Under Cover of Dark: The House Votes on Afghan War Funding

Convoluted Series of Votes Gives Reps Cover to Claim Support on Both Sides of Issue

It is quite rare that a series of Congressional votes is so convoluted and ill-defined that even those who regularly cover the procedures of the House of Representatives were loathe to cover the late night votes, and even those who hazarded an attempt at explaining what had happened were unable to provide anything but the most broad-brush information.

A series of roll call votes, and President Obama’s “emergency” war funding moves back to the Senate to be reconciled with the House bill, but what does it all mean? How was the war funding passed, and did every Republican in the House really vote against the vote that made it happen?
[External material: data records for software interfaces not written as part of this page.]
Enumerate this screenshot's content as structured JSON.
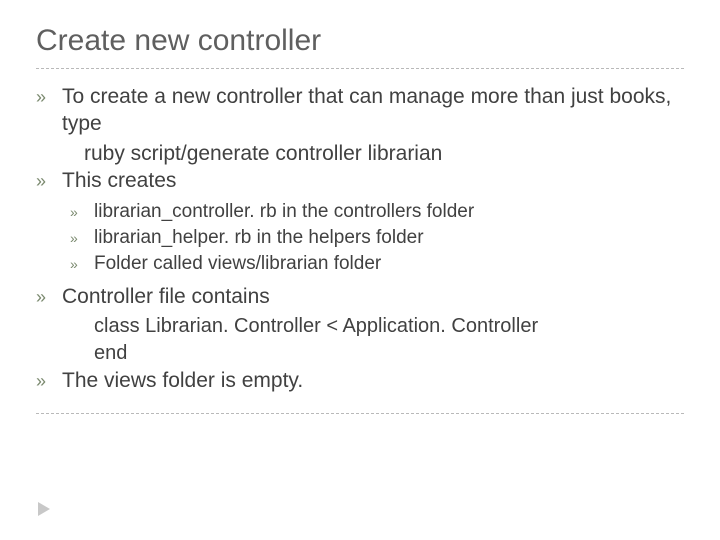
{
  "title": "Create new controller",
  "bullet_glyph": "»",
  "items": [
    {
      "text": "To create a new controller that can manage more than just books, type",
      "sublines": [
        "ruby script/generate controller librarian"
      ]
    },
    {
      "text": "This creates",
      "subitems": [
        "librarian_controller. rb in the controllers folder",
        "librarian_helper. rb in the helpers folder",
        "Folder called views/librarian folder"
      ]
    },
    {
      "text": "Controller file contains",
      "codelines": [
        "class Librarian. Controller < Application. Controller",
        "end"
      ]
    },
    {
      "text": "The views folder is empty."
    }
  ]
}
The vote that passed the war funding, in a way, was Roll Call Vote 428, a procedural vote which passed 215-210, with every Republican voting against it and a number of antiwar Democrats voting in favor of it.
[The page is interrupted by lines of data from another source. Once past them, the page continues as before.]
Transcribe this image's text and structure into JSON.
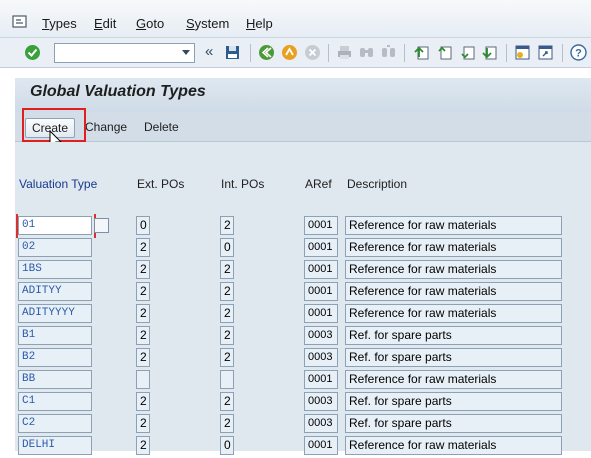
{
  "menu": {
    "items": [
      "Types",
      "Edit",
      "Goto",
      "System",
      "Help"
    ]
  },
  "toolbar": {
    "command_value": "",
    "back_glyph": "«"
  },
  "page": {
    "title": "Global Valuation Types"
  },
  "actions": {
    "create": "Create",
    "change": "Change",
    "delete": "Delete"
  },
  "table": {
    "headers": [
      "Valuation Type",
      "Ext. POs",
      "Int. POs",
      "ARef",
      "Description"
    ],
    "rows": [
      {
        "vt": "01",
        "ext": "0",
        "int": "2",
        "aref": "0001",
        "desc": "Reference for raw materials"
      },
      {
        "vt": "02",
        "ext": "2",
        "int": "0",
        "aref": "0001",
        "desc": "Reference for raw materials"
      },
      {
        "vt": "1BS",
        "ext": "2",
        "int": "2",
        "aref": "0001",
        "desc": "Reference for raw materials"
      },
      {
        "vt": "ADITYY",
        "ext": "2",
        "int": "2",
        "aref": "0001",
        "desc": "Reference for raw materials"
      },
      {
        "vt": "ADITYYYY",
        "ext": "2",
        "int": "2",
        "aref": "0001",
        "desc": "Reference for raw materials"
      },
      {
        "vt": "B1",
        "ext": "2",
        "int": "2",
        "aref": "0003",
        "desc": "Ref. for spare parts"
      },
      {
        "vt": "B2",
        "ext": "2",
        "int": "2",
        "aref": "0003",
        "desc": "Ref. for spare parts"
      },
      {
        "vt": "BB",
        "ext": "",
        "int": "",
        "aref": "0001",
        "desc": "Reference for raw materials"
      },
      {
        "vt": "C1",
        "ext": "2",
        "int": "2",
        "aref": "0003",
        "desc": "Ref. for spare parts"
      },
      {
        "vt": "C2",
        "ext": "2",
        "int": "2",
        "aref": "0003",
        "desc": "Ref. for spare parts"
      },
      {
        "vt": "DELHI",
        "ext": "2",
        "int": "0",
        "aref": "0001",
        "desc": "Reference for raw materials"
      }
    ]
  },
  "colors": {
    "highlight": "#e02020",
    "key_text": "#1a3a8c",
    "field_bg": "#e8f0f7"
  }
}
At the time of this vote, 8:02 PM, it was simply about procedure. Yet when Roll Call Vote 430 passed at 10:34 PM, the procedures under Roll Call 428 ensured that the funding was approved, and would go back to the Senate.

Roll Call 428’s procedures insisted that the war funding bill would be automatically approved if any one of several later votes on amendments were passed. Antiwar Republicans notwithstanding, the bulk of Republicans voted against 428 because they wanted to send the Senate bill straight to the president unamended. The administration had asked for the funding before the July 4 recess, an impossibility if the bill had to go back to the already recessed Senate.
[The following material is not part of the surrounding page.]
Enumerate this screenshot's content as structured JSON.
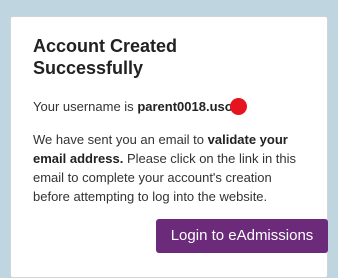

Yet after Roll Call 428 retroactively was the war vote, a number of antiwar Dems who voted in favor of the resolution and a number of prowar Republicans who voted against it were also given cover to claim a “nuanced” position on the war, and to argue semi-credibly that they either support or oppose the war, depending on what a particular audience wants to hear.

As for the amendments, there were four attempted amendments, one of them passed and three failed. The first of these amendments was the one that passed, the aforementioned Roll Call Vote 430 from Rep. Obey (D – WI).

The Obey Amendment added a litanny of new features to the bill, including $16 billion in new domestic spending (largely on education), and included a handful of non-spending resolutions, including demanding foreign airlines follow an up-to-date TSA no-fly list, and adding another set of sanctions against Iran, this time aimed at preventing them from hiring any contractors that also work for the US.

The second, Roll Call Vote 431, would have stripped all war funding from the bill. This failed horribly, with only 25-376. Oddly, however, some of those who voted in favor of 431 also voted in favor of 428, meaning they could again claim that they voted to defund the war while voting yes on the measure that ultimately funded the war itself.

Roll Call Vote 432, the Lee Amendment, would have approved only limited war funds, only those related to withdrawal related activities. This too failed 100-321.

The final vote, Roll Call Vote 433, was on the McGovern-Obey-Jones Amendment. This could have required two things: it would have required a publicly released National Intelligence Estimate on Afghanistan by January 31, 2011, and would have required President Obama to submit a plan by April 4, 2011 on how he intends to withdraw troops in July 2011. This somewhat closer vote failed 162-260.

The bottom line of all of these amendments was that the president will not get his war funding before the recess, that the bill goes back to the Senate with the Obey Amendment attached, and depending on how the Senate votes, it will either be forwarded to Obama with this amendment or returned to the House for further consideration.

President Obama has threatened to veto the bill if it contains any of the amendments, including the Obey Amendment. It remains to be seen if he will do so, however, if this is the difference between getting his emergency war funding or having to wait.

Author: Jason Ditz

Jason Ditz is Senior Editor for Antiwar.com. He has 20 years of experience in foreign policy research and his work has appeared in The American Conservative, Responsible Statecraft, Forbes, Toronto Star, Minneapolis Star-Tribune, Providence Journal, Washington Times, and the Detroit Free Press.